Collection entries
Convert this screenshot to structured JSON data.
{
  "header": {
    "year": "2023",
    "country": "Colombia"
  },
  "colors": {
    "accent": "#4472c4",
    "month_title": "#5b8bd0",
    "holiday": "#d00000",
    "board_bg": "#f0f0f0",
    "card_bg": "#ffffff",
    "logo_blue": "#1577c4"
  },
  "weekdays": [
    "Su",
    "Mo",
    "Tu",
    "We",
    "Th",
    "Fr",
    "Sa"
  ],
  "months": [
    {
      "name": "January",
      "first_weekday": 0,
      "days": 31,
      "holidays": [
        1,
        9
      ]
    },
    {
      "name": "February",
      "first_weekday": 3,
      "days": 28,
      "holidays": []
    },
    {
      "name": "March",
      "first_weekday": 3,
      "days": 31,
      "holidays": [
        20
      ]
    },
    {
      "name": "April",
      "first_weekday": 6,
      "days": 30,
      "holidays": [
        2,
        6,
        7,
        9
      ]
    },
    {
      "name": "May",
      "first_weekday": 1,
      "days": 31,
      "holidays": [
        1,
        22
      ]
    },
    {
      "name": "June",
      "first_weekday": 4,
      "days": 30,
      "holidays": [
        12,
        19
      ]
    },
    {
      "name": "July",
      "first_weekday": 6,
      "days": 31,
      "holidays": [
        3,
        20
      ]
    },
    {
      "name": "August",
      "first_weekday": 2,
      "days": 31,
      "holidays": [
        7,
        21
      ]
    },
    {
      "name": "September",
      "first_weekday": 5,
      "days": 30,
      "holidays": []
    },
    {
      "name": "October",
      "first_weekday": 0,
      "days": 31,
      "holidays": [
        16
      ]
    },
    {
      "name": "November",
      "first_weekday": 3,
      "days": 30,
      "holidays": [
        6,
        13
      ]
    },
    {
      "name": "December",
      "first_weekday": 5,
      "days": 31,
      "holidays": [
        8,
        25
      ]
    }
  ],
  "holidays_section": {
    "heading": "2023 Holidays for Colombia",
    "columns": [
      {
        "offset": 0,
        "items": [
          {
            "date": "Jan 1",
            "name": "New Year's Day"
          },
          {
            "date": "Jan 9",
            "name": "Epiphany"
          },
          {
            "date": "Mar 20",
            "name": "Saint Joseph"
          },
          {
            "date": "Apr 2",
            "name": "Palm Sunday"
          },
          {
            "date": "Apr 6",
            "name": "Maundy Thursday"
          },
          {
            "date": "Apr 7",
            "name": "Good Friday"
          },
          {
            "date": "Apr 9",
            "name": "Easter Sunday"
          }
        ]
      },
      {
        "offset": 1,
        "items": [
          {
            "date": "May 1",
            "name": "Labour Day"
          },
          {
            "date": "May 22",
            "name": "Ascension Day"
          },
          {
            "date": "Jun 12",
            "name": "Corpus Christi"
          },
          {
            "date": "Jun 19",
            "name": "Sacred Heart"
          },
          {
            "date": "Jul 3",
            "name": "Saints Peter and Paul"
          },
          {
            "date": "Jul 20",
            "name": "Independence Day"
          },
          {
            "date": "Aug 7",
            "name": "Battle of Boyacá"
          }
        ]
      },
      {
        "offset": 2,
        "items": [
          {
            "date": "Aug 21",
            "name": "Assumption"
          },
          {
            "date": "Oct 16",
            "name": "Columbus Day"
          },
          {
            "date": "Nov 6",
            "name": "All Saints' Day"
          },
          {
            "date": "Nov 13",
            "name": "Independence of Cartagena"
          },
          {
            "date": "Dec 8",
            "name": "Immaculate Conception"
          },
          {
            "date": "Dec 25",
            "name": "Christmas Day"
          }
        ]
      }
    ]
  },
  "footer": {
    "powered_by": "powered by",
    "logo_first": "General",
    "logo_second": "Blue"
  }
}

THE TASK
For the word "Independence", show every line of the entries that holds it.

RESPONSE TO THIS EXERCISE
            "name": "Independence Day"
            "name": "Independence of Cartagena"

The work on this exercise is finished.